Here are ten things you should know about Tony Abbott, leader of the Conservative Party’s sister party in Australia.
1. He will defeat a government that has enjoyed good economic times: In the last year Australia has grown by 2.6% (easily enough to put a smile on George Osborne’s face). That’s the 22nd successive year of growth. Australia isn’t even close to losing its triple A status from ratings agencies. All governments get ejected eventually but, six years ago, Kevin Rudd led Labor to power as one of Australia’s most popular ever leaders. Rudd then boasted he was the prime minister who saved his country from the global recession and this resource-rich country did escape negative growth. But, according to every poll, Labor loses tomorrow’s general election and it will lose badly.

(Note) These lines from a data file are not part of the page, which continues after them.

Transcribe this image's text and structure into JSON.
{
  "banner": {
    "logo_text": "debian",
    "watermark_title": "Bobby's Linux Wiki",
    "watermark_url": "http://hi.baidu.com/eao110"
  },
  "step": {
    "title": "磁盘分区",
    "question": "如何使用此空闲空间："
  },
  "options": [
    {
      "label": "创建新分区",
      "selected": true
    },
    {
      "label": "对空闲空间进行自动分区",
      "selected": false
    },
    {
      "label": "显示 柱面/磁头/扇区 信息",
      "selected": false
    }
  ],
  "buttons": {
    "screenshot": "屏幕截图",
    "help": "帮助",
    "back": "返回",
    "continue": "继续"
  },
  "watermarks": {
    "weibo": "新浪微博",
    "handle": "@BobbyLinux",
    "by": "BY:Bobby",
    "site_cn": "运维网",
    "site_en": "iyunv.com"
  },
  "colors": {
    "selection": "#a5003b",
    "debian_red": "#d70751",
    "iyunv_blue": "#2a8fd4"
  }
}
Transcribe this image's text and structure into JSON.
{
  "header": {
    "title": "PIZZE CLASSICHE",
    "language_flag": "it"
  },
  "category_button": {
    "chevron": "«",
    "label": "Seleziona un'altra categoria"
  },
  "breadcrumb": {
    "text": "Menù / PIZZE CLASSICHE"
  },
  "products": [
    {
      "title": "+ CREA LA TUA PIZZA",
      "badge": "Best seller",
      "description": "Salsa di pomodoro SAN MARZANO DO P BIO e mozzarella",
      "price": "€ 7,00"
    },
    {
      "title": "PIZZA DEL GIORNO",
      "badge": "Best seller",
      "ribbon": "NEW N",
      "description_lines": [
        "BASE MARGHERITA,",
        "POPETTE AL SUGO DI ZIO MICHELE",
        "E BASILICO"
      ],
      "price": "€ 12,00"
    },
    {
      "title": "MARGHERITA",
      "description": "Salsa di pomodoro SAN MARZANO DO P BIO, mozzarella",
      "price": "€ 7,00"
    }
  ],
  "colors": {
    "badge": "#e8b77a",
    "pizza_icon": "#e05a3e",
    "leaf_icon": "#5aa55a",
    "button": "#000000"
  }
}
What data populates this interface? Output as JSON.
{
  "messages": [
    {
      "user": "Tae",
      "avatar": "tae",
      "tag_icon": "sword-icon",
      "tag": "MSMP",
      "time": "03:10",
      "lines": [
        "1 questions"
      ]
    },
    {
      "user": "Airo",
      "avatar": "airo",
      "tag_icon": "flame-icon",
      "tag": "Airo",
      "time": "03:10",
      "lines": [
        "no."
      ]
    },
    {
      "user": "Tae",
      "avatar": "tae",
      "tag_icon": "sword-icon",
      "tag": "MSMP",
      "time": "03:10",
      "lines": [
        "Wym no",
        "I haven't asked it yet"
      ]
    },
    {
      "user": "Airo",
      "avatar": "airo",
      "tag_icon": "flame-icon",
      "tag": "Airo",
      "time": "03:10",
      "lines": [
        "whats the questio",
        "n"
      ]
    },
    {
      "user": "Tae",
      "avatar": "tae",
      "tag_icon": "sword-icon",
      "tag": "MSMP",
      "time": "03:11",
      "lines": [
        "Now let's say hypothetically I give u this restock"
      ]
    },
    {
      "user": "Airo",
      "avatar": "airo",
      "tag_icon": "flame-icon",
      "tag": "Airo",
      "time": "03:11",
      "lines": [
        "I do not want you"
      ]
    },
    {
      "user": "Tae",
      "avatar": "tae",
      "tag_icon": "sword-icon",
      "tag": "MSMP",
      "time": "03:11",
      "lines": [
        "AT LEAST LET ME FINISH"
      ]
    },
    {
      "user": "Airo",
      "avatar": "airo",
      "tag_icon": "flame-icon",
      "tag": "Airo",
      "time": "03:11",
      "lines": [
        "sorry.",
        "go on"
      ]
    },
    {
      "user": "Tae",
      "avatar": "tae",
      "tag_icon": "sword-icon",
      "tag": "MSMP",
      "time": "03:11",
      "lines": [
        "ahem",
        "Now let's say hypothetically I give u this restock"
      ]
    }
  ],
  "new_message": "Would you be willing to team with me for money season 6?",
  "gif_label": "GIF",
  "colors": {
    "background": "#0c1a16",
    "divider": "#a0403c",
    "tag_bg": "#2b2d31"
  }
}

2. He’s a model Leader of the Opposition: Do you remember when David Cameron promised to end Punch and Judy politics? Even before he became leader of Australia’s Liberal Party (the Tories’ sister party, led by John Howard until ’07), Abbott embraced Punch’s pugilism. He ousted Malcolm Turnbull, his Liberal predecessor, who was preparing to back Rudd’s climate change agenda. Since becoming Leader of the Opposition in 2009 he has opposed Labor’s expensive carbon policies and its failure to control immigration. Labor became incredibly unpopular – first dumping Rudd for Gillard and then, hilariously, Gillard for Rudd.
3. His four-fold message has focused on immigration, tax, infrastructure and above all, the carbon tax: Most politicians get bored with repeating the same message. Pundits needing to fill their pages or broadcast slots with ‘new news’ certainly do. Abbott doesn’t get bored. A man famous for his physical fitness he has the stamina to conquer arduous bike journeys and marathons. Knowing that voters only start to hear a message when politicians are sick to death of hearing themselves repeat it for the squillionth time he has stuck relentlessly to four big themes: Scrap the carbon tax; Stop the boats (via which illegal immigrants enter Australia); Cut taxes; and, more recently, Build new roads.